Our view of the future is usually nothing more than a limp extrapolation of today. But let’s try to see what lies ahead in a different, more pernicious light.
Brexit, the US-China trade war and conflict in the Middle East.
It seems we are quickly moving into an era where markets are dominated by politics.
What is the real impact of politics on the economy and global markets?
On any given day you may see the ASX up or down on a variety of politically-driven events.
At The Rum Rebellion we take a long-term view. Ultimately, markets are driven by earnings and interest rates. At a fundamental level, this is all that matters.
Brexit and the US-China trade war can impact earnings and interest rates, so to a degree, these are relevant to market moves.
The real impact of politics on the economy and global markets though, is that it creates a smokescreen for investors.
The back and forth detracts from a clear-eyed view of what’s really wrong with a country — especially here in Australia.
What’s wrong with Australian politics?
Of course, Australian politics has recently impacted markets. The ASX got a short-term boost from the Liberal victory in the federal election.
However, successive governments (on both sides of the aisle) have created a system that results in an excessive amount of capital flowing into the property sector.
Investors have been rewarded by speculating on land, rather than investing in longer-term productive enterprises. Commodity-based income underwrites this national pastime, which is why the commodity/housing nexus is so important to ongoing growth.
It has left us with a foreign debt of $1 trillion, and the continued selling off of assets to fund our property obsession. As a result, we have a chronic current account deficit. In the year to 30 June 2018, the deficit was around $50 billion.
The trend reversed recently on the back of a commodities boom, in particular iron ore.
Hooked on houses and mining again…
What’s Australia’s political relationship with China?
Everyone knows we have a close economic relationship with China. They now own some of our ports, gas pipelines and electrical grids.
They pour money into real estate and mining as well.
But our over reliance on this investment comes at a price — we don’t have anywhere to go if the relationship breaks down.
As a result, we are sceptical of China as a force for good in Australian politics and our commentary reflects that.
Climate change policy and what The Rum Rebellion stands for…
Instead of facing these issues, Australian politics is tearing the country apart. One of the chief culprits is climate change. Climate change and what to do about it has been a key destabiliser of national politics since it increasingly became a political issue from around 2007.
The Rum Rebellion is a libertarian voice.

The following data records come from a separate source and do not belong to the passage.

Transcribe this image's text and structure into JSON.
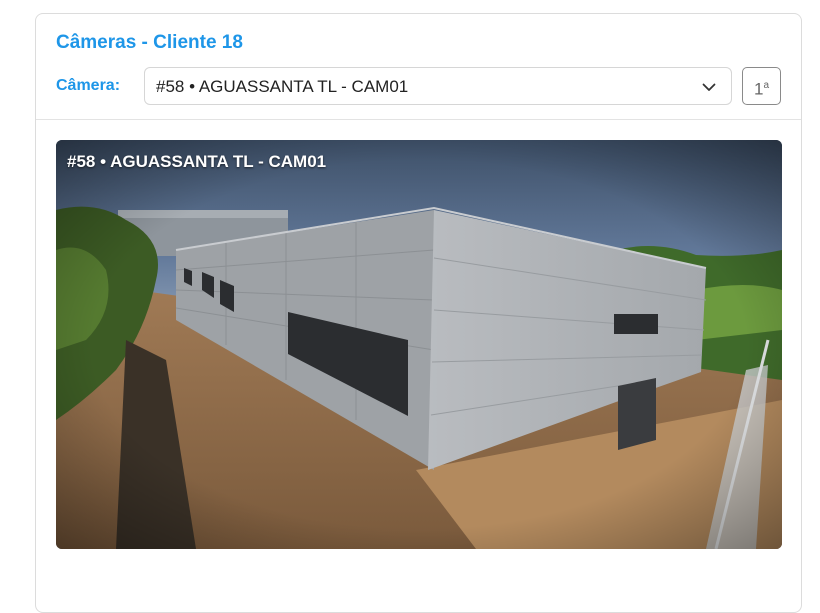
{
  "header": {
    "title": "Câmeras - Cliente 18",
    "camera_label": "Câmera:"
  },
  "camera_select": {
    "selected": "#58 • AGUASSANTA TL - CAM01"
  },
  "page_button": {
    "number": "1",
    "suffix": "a"
  },
  "feed": {
    "caption": "#58 • AGUASSANTA TL - CAM01"
  },
  "colors": {
    "accent": "#1e96e8",
    "border": "#dcdcdc"
  }
}
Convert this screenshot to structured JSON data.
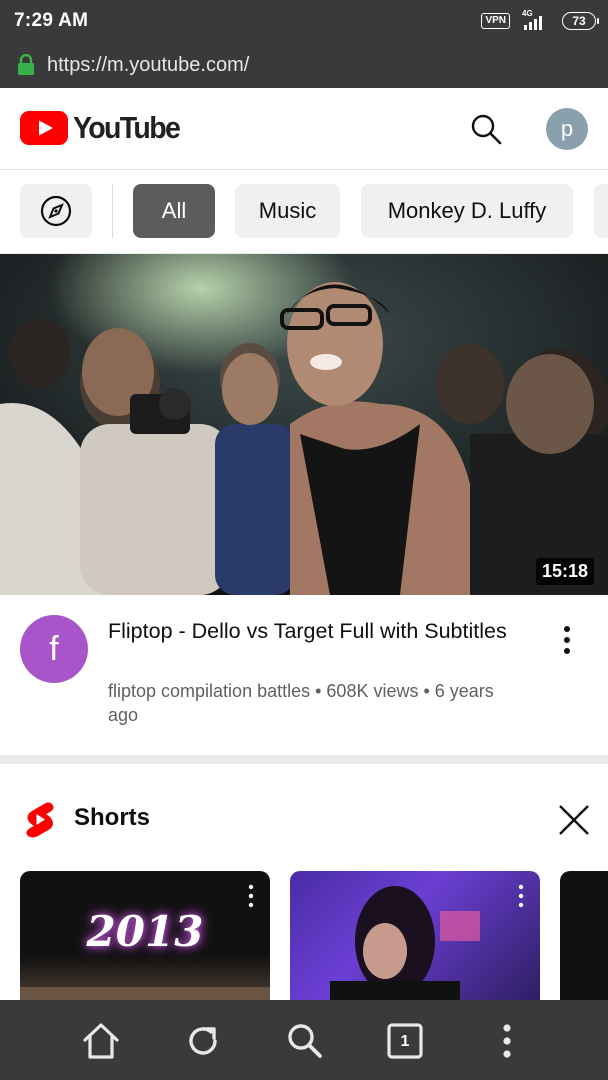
{
  "status_bar": {
    "time": "7:29 AM",
    "vpn": "VPN",
    "network": "4G",
    "battery": "73"
  },
  "browser": {
    "url": "https://m.youtube.com/",
    "lock_icon": "lock-icon"
  },
  "header": {
    "logo_text": "YouTube",
    "search_icon": "search-icon",
    "avatar_letter": "p"
  },
  "chips": {
    "explore_icon": "compass-icon",
    "items": [
      "All",
      "Music",
      "Monkey D. Luffy"
    ],
    "selected": "All"
  },
  "video": {
    "duration": "15:18",
    "channel_initial": "f",
    "title": "Fliptop - Dello vs Target Full with Subtitles",
    "meta": "fliptop compilation battles • 608K views • 6 years ago"
  },
  "shorts": {
    "title": "Shorts",
    "cards": [
      {
        "overlay_text": "2013"
      },
      {
        "overlay_text": ""
      },
      {
        "overlay_text": ""
      }
    ]
  },
  "bottom_nav": {
    "tab_count": "1",
    "icons": [
      "home-icon",
      "reload-icon",
      "search-icon",
      "tabs-icon",
      "menu-icon"
    ]
  },
  "colors": {
    "youtube_red": "#ff0000",
    "chrome_bar": "#3a3a3a",
    "chip_selected": "#5c5c5c",
    "chip_default": "#f0f0f0",
    "channel_avatar": "#a855c9",
    "user_avatar": "#8aa1ad",
    "lock_green": "#35b34a"
  }
}
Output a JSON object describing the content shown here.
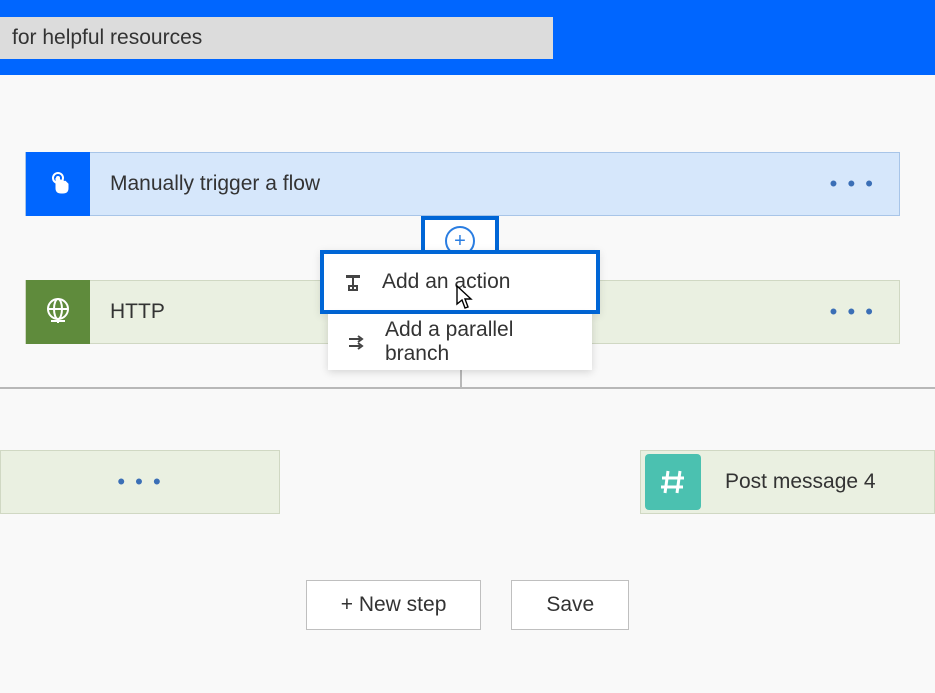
{
  "header": {
    "search_value": "for helpful resources"
  },
  "steps": {
    "trigger": {
      "label": "Manually trigger a flow"
    },
    "http": {
      "label": "HTTP"
    },
    "post_message": {
      "label": "Post message 4"
    }
  },
  "popup": {
    "add_action": "Add an action",
    "add_parallel": "Add a parallel branch"
  },
  "buttons": {
    "new_step": "+ New step",
    "save": "Save"
  },
  "icons": {
    "menu_dots": "• • •"
  }
}
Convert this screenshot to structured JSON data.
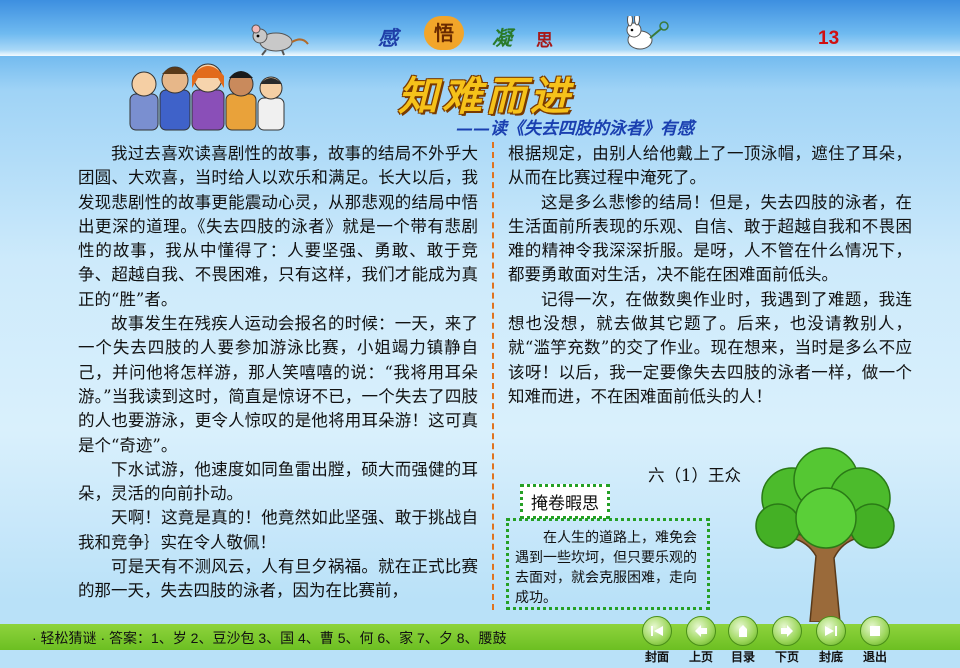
{
  "header": {
    "words": [
      "感",
      "悟",
      "凝",
      "思"
    ],
    "page_number": "13"
  },
  "article": {
    "title": "知难而进",
    "subtitle": "——读《失去四肢的泳者》有感",
    "left_paragraphs": [
      "我过去喜欢读喜剧性的故事，故事的结局不外乎大团圆、大欢喜，当时给人以欢乐和满足。长大以后，我发现悲剧性的故事更能震动心灵，从那悲观的结局中悟出更深的道理。《失去四肢的泳者》就是一个带有悲剧性的故事，我从中懂得了：人要坚强、勇敢、敢于竞争、超越自我、不畏困难，只有这样，我们才能成为真正的“胜”者。",
      "故事发生在残疾人运动会报名的时候：一天，来了一个失去四肢的人要参加游泳比赛，小姐竭力镇静自己，并问他将怎样游，那人笑嘻嘻的说：“我将用耳朵游。”当我读到这时，简直是惊讶不已，一个失去了四肢的人也要游泳，更令人惊叹的是他将用耳朵游！这可真是个“奇迹”。",
      "下水试游，他速度如同鱼雷出膛，硕大而强健的耳朵，灵活的向前扑动。",
      "天啊！这竟是真的！他竟然如此坚强、敢于挑战自我和竞争｝实在令人敬佩！",
      "可是天有不测风云，人有旦夕祸福。就在正式比赛的那一天，失去四肢的泳者，因为在比赛前，"
    ],
    "right_paragraphs": [
      "根据规定，由别人给他戴上了一顶泳帽，遮住了耳朵，从而在比赛过程中淹死了。",
      "这是多么悲惨的结局！但是，失去四肢的泳者，在生活面前所表现的乐观、自信、敢于超越自我和不畏困难的精神令我深深折服。是呀，人不管在什么情况下，都要勇敢面对生活，决不能在困难面前低头。",
      "记得一次，在做数奥作业时，我遇到了难题，我连想也没想，就去做其它题了。后来，也没请教别人，就“滥竽充数”的交了作业。现在想来，当时是多么不应该呀！以后，我一定要像失去四肢的泳者一样，做一个知难而进，不在困难面前低头的人！"
    ],
    "author": "六（1）王众"
  },
  "reflection": {
    "title": "掩卷暇思",
    "text": "在人生的道路上，难免会遇到一些坎坷，但只要乐观的去面对，就会克服困难，走向 成功。"
  },
  "riddle_bar": {
    "text": "· 轻松猜谜 · 答案：1、岁 2、豆沙包 3、国 4、曹 5、何 6、家 7、夕 8、腰鼓"
  },
  "nav": [
    {
      "label": "封面",
      "icon": "first-page-icon"
    },
    {
      "label": "上页",
      "icon": "prev-page-icon"
    },
    {
      "label": "目录",
      "icon": "contents-icon"
    },
    {
      "label": "下页",
      "icon": "next-page-icon"
    },
    {
      "label": "封底",
      "icon": "last-page-icon"
    },
    {
      "label": "退出",
      "icon": "exit-icon"
    }
  ],
  "colors": {
    "title_fill": "#f6c21a",
    "subtitle": "#1a3fb0",
    "divider": "#e0731f",
    "reflection_border": "#25a025",
    "bottom_bar": "#7cc82e",
    "page_number": "#d01010"
  }
}
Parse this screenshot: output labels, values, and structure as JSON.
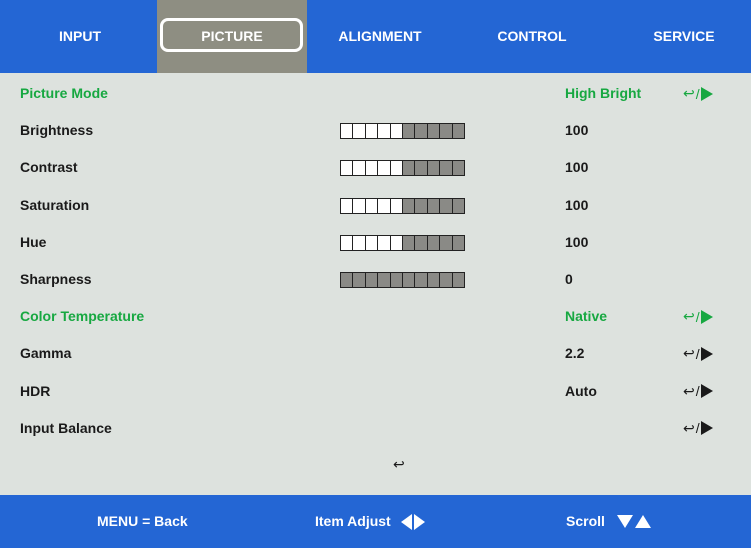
{
  "colors": {
    "header_blue": "#2466d4",
    "active_tab": "#8e8e82",
    "background": "#dde2de",
    "highlight_green": "#17a841",
    "slider_filled": "#8a8a86"
  },
  "tabs": [
    {
      "label": "INPUT",
      "active": false
    },
    {
      "label": "PICTURE",
      "active": true
    },
    {
      "label": "ALIGNMENT",
      "active": false
    },
    {
      "label": "CONTROL",
      "active": false
    },
    {
      "label": "SERVICE",
      "active": false
    }
  ],
  "rows": [
    {
      "label": "Picture Mode",
      "value": "High Bright",
      "highlight": true,
      "action": true
    },
    {
      "label": "Brightness",
      "value": "100",
      "slider_filled": 5,
      "slider_total": 10
    },
    {
      "label": "Contrast",
      "value": "100",
      "slider_filled": 5,
      "slider_total": 10
    },
    {
      "label": "Saturation",
      "value": "100",
      "slider_filled": 5,
      "slider_total": 10
    },
    {
      "label": "Hue",
      "value": "100",
      "slider_filled": 5,
      "slider_total": 10
    },
    {
      "label": "Sharpness",
      "value": "0",
      "slider_filled": 10,
      "slider_total": 10
    },
    {
      "label": "Color Temperature",
      "value": "Native",
      "highlight": true,
      "action": true
    },
    {
      "label": "Gamma",
      "value": "2.2",
      "action": true
    },
    {
      "label": "HDR",
      "value": "Auto",
      "action": true
    },
    {
      "label": "Input Balance",
      "value": "",
      "action": true
    }
  ],
  "action_glyph": {
    "enter": "↩",
    "separator": "/"
  },
  "enter_symbol": "↩",
  "footer": {
    "back": "MENU = Back",
    "adjust": "Item Adjust",
    "scroll": "Scroll"
  }
}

While we think all governments are corrupt and self-serving, out of principle we particularly abhor the ‘government knows best’ views emanating from the left of centre.
We don’t pull punches and we don’t accept money from advertisers, so we can tell it like it is.
On this page you can find all our political analysis. We cover topics in US politics, Australian politics and pretty much any political factor that could move markets.
You may disagree with us, or even be offended. We aren’t fussed though, we take freedom of speech seriously.
While the name ‘Rum Rebellion’ is generally well known to most semi-students of Australian history, the involvement of rum was only a peripheral issue.
Tomorrow, we’ll look at the proposed alternatives and whether we, as a nation, can afford a universal pension OR do you take personal responsibility to safeguard your financial position from the perfect storm?
Yes…COVID be damned…there is always opportunity in the share market depending on your time frame.
That ground is owned by the lobbyists rather than the traditional custodians of our democratic land, the regular citizen.
‘Seventeen winners of the Nobel Prize in economics sign letter in support of the President’s Build Back Better package’.
US crude finished April 20, 2020, at minus-$37 a barrel, blowing past the zero mark that few imagined would ever be crossed.
With all the talk of inflation and interest rates recently, it seems everyone is forgetting China. Obviously, the direction of interest rates are hugely important for the stock market…
Sit down. Remain calm. Let’s try to figure this out… The big news last Friday was that the House got together and passed Joe Biden’s social spending program.